I tried on the shirt every few days only to take it off in a huff and strap myself back into the eMBody. Soon, I wore the shirt around the house, with the blinds closed. It was the most comfortable thing I could remember wearing since before my first growing. I opened one set of blinds every few days, skirting by the windows when neighbors walked past. My arms could wave free if I chose, or I could comfortably tuck them inside if they got cold. Eventually I started calling Ayla, but there was never an answer. So on my last evening without the kids, I drove to her apartment and banged on the door until she opened it. Ayla looked tired, and more pregnant than I thought she would, but then I realized I didn't actually know how long it had been.
I'm sorry, I said.
Ayla nodded and motioned me in. Her place was small, cramped, like an envelope. I slouched my jacket off my shoulders and tossed it on a chair. When she saw the shirt she gave me, my arms stretched wide in contrition, Ayla laughed into a wide smile. She nodded her approval.
You're coming to live with me, I said.
Ayla was beautiful on her growing day. She joked that hers was even better than mine since it wasn't at our mother's house.

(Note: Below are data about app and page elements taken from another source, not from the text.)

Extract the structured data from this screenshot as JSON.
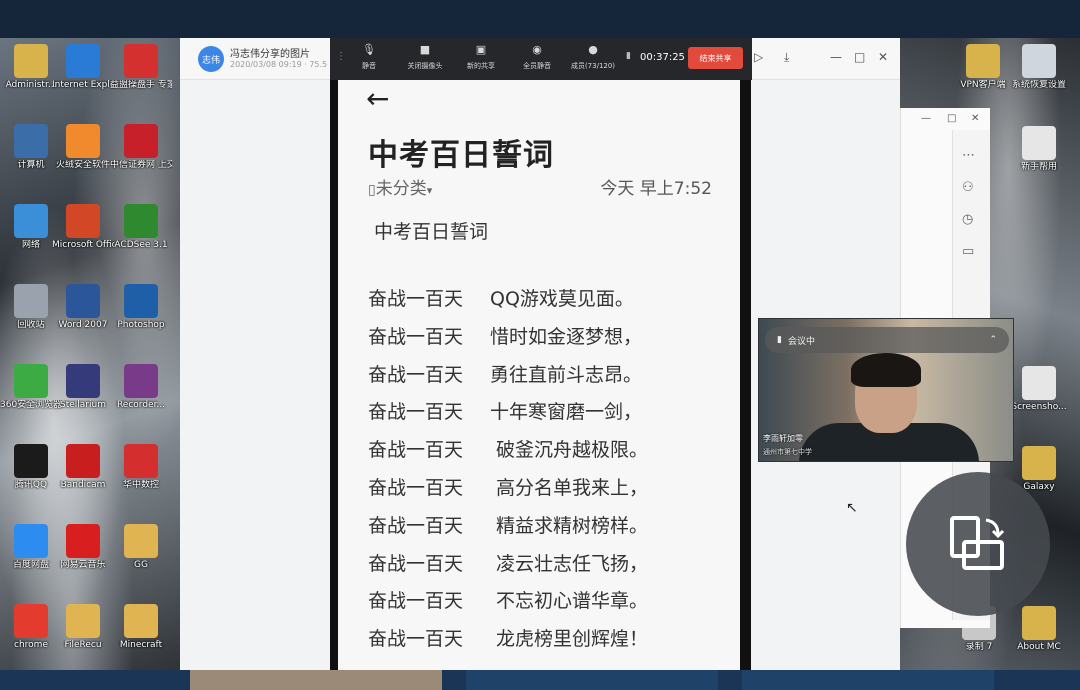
{
  "desktop_left": {
    "icons": [
      {
        "label": "Administr...",
        "icon": "folder-icon",
        "color": "#d8b24a"
      },
      {
        "label": "Internet Explorer",
        "icon": "ie-icon",
        "color": "#2a7bd6"
      },
      {
        "label": "益盟操盘手 专家",
        "icon": "app-icon",
        "color": "#d43030"
      },
      {
        "label": "计算机",
        "icon": "computer-icon",
        "color": "#3b6ea8"
      },
      {
        "label": "火绒安全软件",
        "icon": "shield-icon",
        "color": "#f08a2c"
      },
      {
        "label": "中信证券网 上交易极...",
        "icon": "app-icon",
        "color": "#c8202a"
      },
      {
        "label": "网络",
        "icon": "network-icon",
        "color": "#3a8fd8"
      },
      {
        "label": "Microsoft Office Po...",
        "icon": "ppt-icon",
        "color": "#d24726"
      },
      {
        "label": "ACDSee 3.1",
        "icon": "eye-icon",
        "color": "#2f8a2f"
      },
      {
        "label": "回收站",
        "icon": "trash-icon",
        "color": "#9aa3ad"
      },
      {
        "label": "Word 2007",
        "icon": "word-icon",
        "color": "#2b579a"
      },
      {
        "label": "Photoshop",
        "icon": "ps-icon",
        "color": "#1f5fa8"
      },
      {
        "label": "360安全浏览器",
        "icon": "browser-icon",
        "color": "#3dab43"
      },
      {
        "label": "Stellarium",
        "icon": "moon-icon",
        "color": "#343a7a"
      },
      {
        "label": "Recorder...",
        "icon": "archive-icon",
        "color": "#7a3a8a"
      },
      {
        "label": "腾讯QQ",
        "icon": "qq-icon",
        "color": "#1b1b1b"
      },
      {
        "label": "Bandicam",
        "icon": "record-icon",
        "color": "#c81e1e"
      },
      {
        "label": "华中数控",
        "icon": "app-icon",
        "color": "#d42e2e"
      },
      {
        "label": "百度网盘",
        "icon": "cloud-icon",
        "color": "#2d8cf0"
      },
      {
        "label": "网易云音乐",
        "icon": "music-icon",
        "color": "#d81e1e"
      },
      {
        "label": "GG",
        "icon": "folder-icon",
        "color": "#e0b450"
      },
      {
        "label": "chrome",
        "icon": "chrome-icon",
        "color": "#e33b2e"
      },
      {
        "label": "FileRecu",
        "icon": "folder-icon",
        "color": "#e0b450"
      },
      {
        "label": "Minecraft",
        "icon": "folder-icon",
        "color": "#e0b450"
      }
    ]
  },
  "desktop_right": {
    "icons": [
      {
        "label": "VPN客户端",
        "icon": "folder-icon",
        "color": "#d8b24a"
      },
      {
        "label": "系统恢复设置",
        "icon": "doc-icon",
        "color": "#cfd6dd"
      },
      {
        "label": "新手帮用",
        "icon": "doc-icon",
        "color": "#e6e6e6"
      },
      {
        "label": "Screensho...",
        "icon": "doc-icon",
        "color": "#e6e6e6"
      },
      {
        "label": "Galaxy",
        "icon": "folder-icon",
        "color": "#d8b24a"
      },
      {
        "label": "录制 7",
        "icon": "app-icon",
        "color": "#c8c8c8"
      },
      {
        "label": "About MC",
        "icon": "folder-icon",
        "color": "#d8b24a"
      }
    ]
  },
  "meeting": {
    "avatar_text": "志伟",
    "share_title": "冯志伟分享的图片",
    "share_time": "2020/03/08 09:19 · 75.5",
    "toolbar": {
      "items": [
        {
          "label": "静音",
          "icon": "mic-icon"
        },
        {
          "label": "关闭摄像头",
          "icon": "camera-icon"
        },
        {
          "label": "新的共享",
          "icon": "share-screen-icon"
        },
        {
          "label": "全员静音",
          "icon": "mute-all-icon"
        },
        {
          "label": "成员(73/120)",
          "icon": "members-icon"
        }
      ],
      "timer": "00:37:25",
      "end_share": "结束共享"
    }
  },
  "note": {
    "title": "中考百日誓词",
    "category": "未分类",
    "time": "今天 早上7:52",
    "body_title": "中考百日誓词",
    "lines": [
      {
        "a": "奋战一百天",
        "b": "QQ游戏莫见面。"
      },
      {
        "a": "奋战一百天",
        "b": "惜时如金逐梦想，"
      },
      {
        "a": "奋战一百天",
        "b": "勇往直前斗志昂。"
      },
      {
        "a": "奋战一百天",
        "b": "十年寒窗磨一剑，"
      },
      {
        "a": "奋战一百天",
        "b": " 破釜沉舟越极限。"
      },
      {
        "a": "奋战一百天",
        "b": " 高分名单我来上，"
      },
      {
        "a": "奋战一百天",
        "b": " 精益求精树榜样。"
      },
      {
        "a": "奋战一百天",
        "b": " 凌云壮志任飞扬，"
      },
      {
        "a": "奋战一百天",
        "b": " 不忘初心谱华章。"
      },
      {
        "a": "奋战一百天",
        "b": " 龙虎榜里创辉煌！"
      }
    ]
  },
  "video_tile": {
    "status": "会议中",
    "name": "李雨轩加零",
    "sub": "通州市第七中学"
  }
}
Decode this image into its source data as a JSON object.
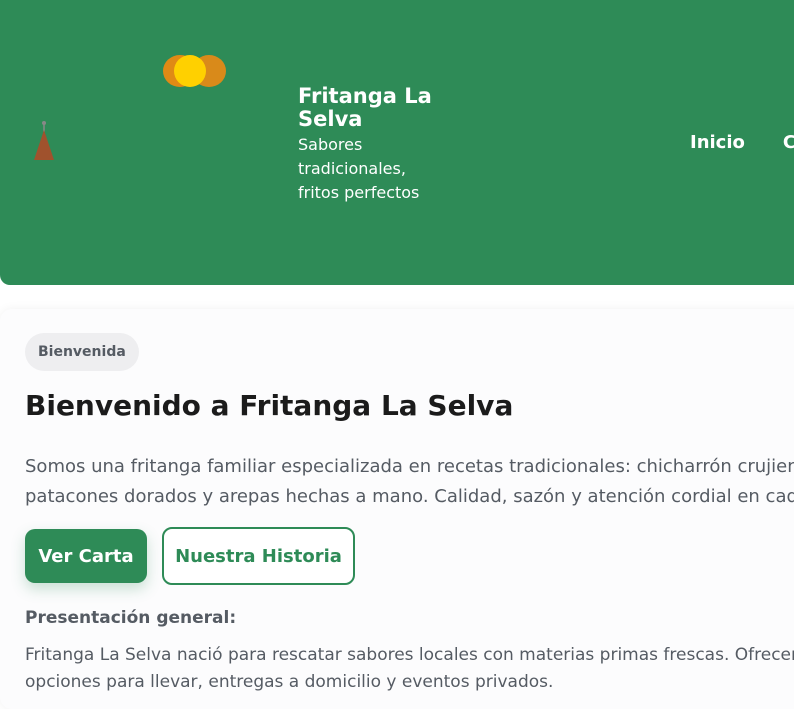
{
  "header": {
    "brand_name": "Fritanga La Selva",
    "tagline": "Sabores tradicionales, fritos perfectos",
    "nav": [
      "Inicio",
      "C"
    ]
  },
  "main": {
    "badge": "Bienvenida",
    "title": "Bienvenido a Fritanga La Selva",
    "intro_line1": "Somos una fritanga familiar especializada en recetas tradicionales: chicharrón crujiente,",
    "intro_line2": "patacones dorados y arepas hechas a mano. Calidad, sazón y atención cordial en cada p",
    "primary_button": "Ver Carta",
    "secondary_button": "Nuestra Historia",
    "subheading": "Presentación general:",
    "body_line1": "Fritanga La Selva nació para rescatar sabores locales con materias primas frescas. Ofrecemos",
    "body_line2": "opciones para llevar, entregas a domicilio y eventos privados."
  },
  "colors": {
    "brand_green": "#2e8b57",
    "accent_yellow": "#ffd000",
    "accent_orange": "#e08a15",
    "text_gray": "#555b63"
  }
}
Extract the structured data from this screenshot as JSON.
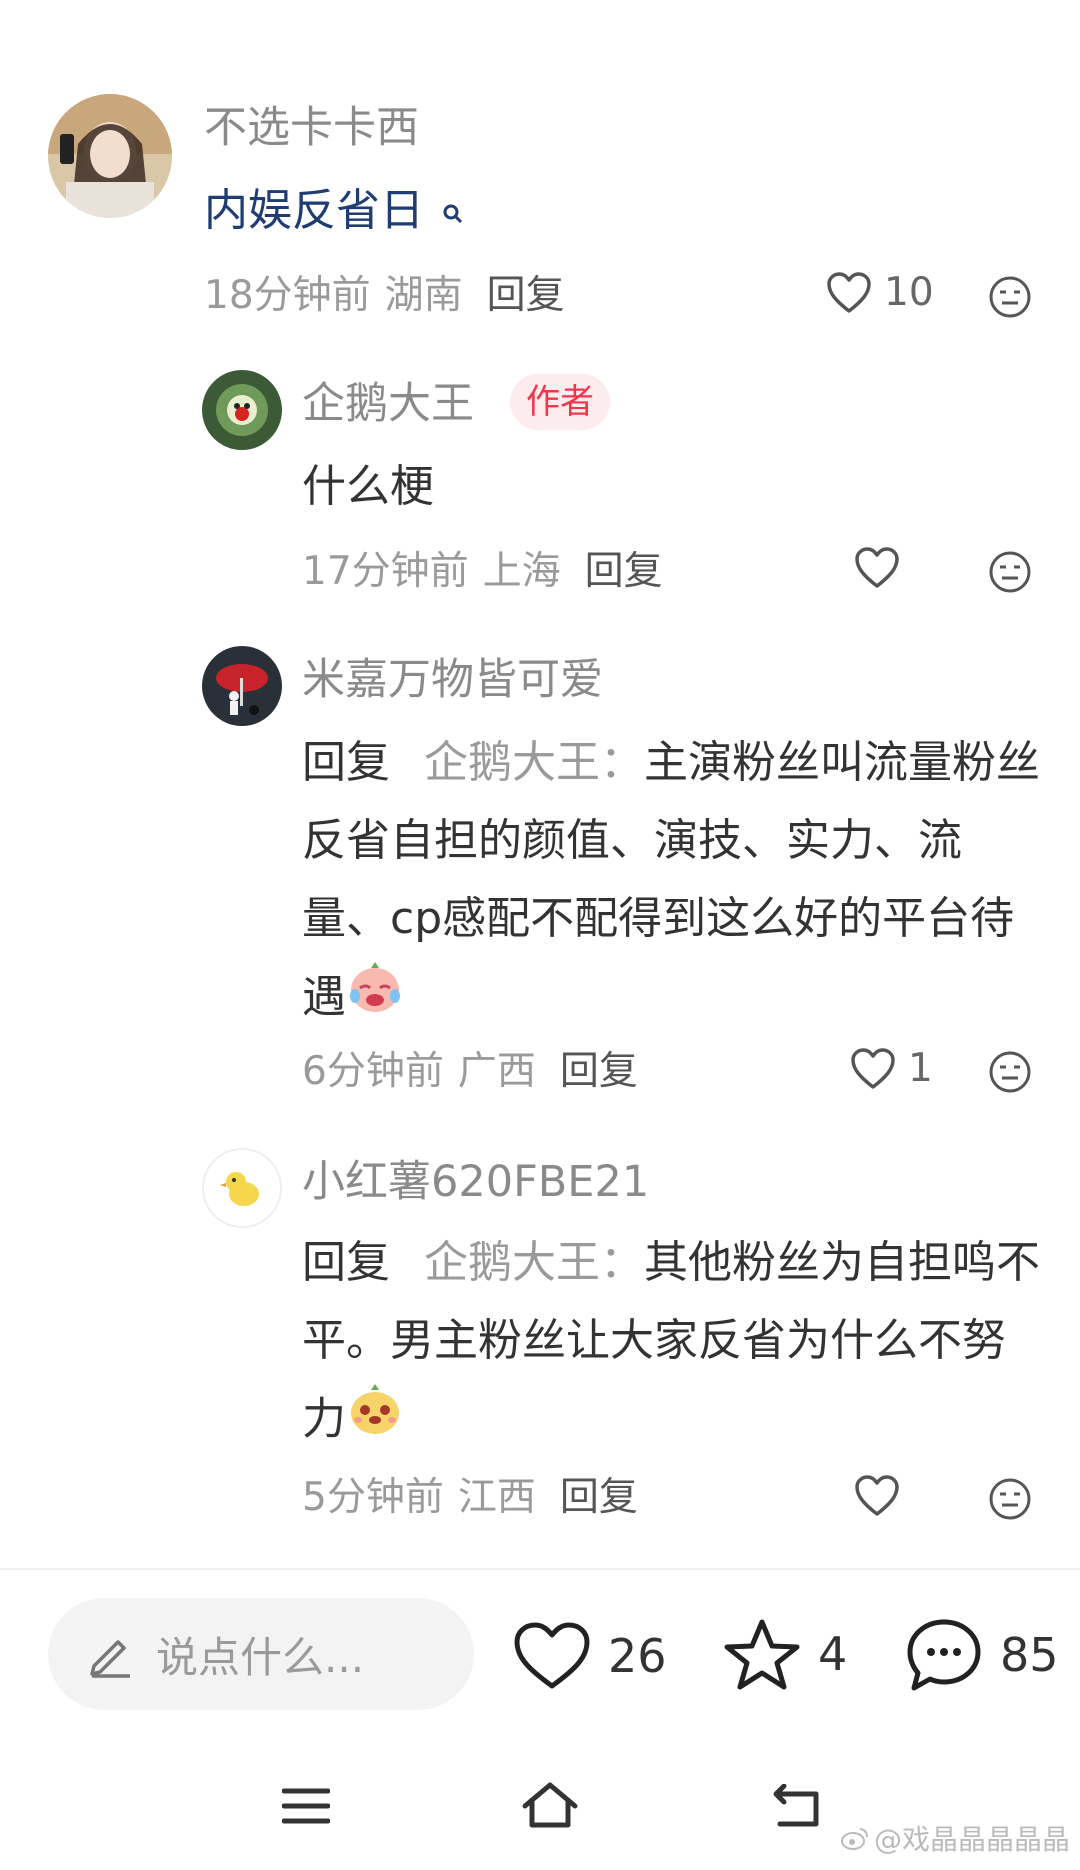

Ayla had insisted that the children be allowed to come, and the men too if they wanted. Our mother grumbled her disagreements into bites of cake at first, but soon she chased Kael around outside or watched Zella as she bopped up and down the stairs.
I stayed with Ayla for her growing as she had for me. We cried and laughed and barely slept. When the baby came, Ayla named her Cecilia--we called her Cici. She was a quiet, thoughtful baby. We often thought she must have known something we didn't.
Little wonder, I called her.
Soon after Cici came home with us, I went to the doctor for a pain in my chest.
It feels almost like a growing, I said.
Hm, the doctor said. It's very rare, very rare.
What? I asked.
That was the day I grew my fifth arm. It grew from the front of my right shoulder. It was long and when it rested, it lay across my chest and lightly gripped my left shoulder, an embrace.
Hormones! other women said.
Science! Doctors said.
Love, my sister insisted.
When I cradled Cici, or Zella, or Kael, I used this arm to caress their head or pet their eyebrows while they slept. I built strength each time I scooped all three of them onto my lap. They hung from me like I was a tree and they were wild monkeys.
Pearl A. Griffin is a writer and teacher from Vancouver, Washington. She holds an MFA in fiction from the Pan-European program at Cedar Crest College as well as a BA in English Education and Douglas Honor College minor in Humanities from Central Washington University. Her writing draws from a deep love of travel, an ever increasing feminist perspective, and a personal history of hardship. Oh and she likes to think it's funny, too.
She can be reached on Facebook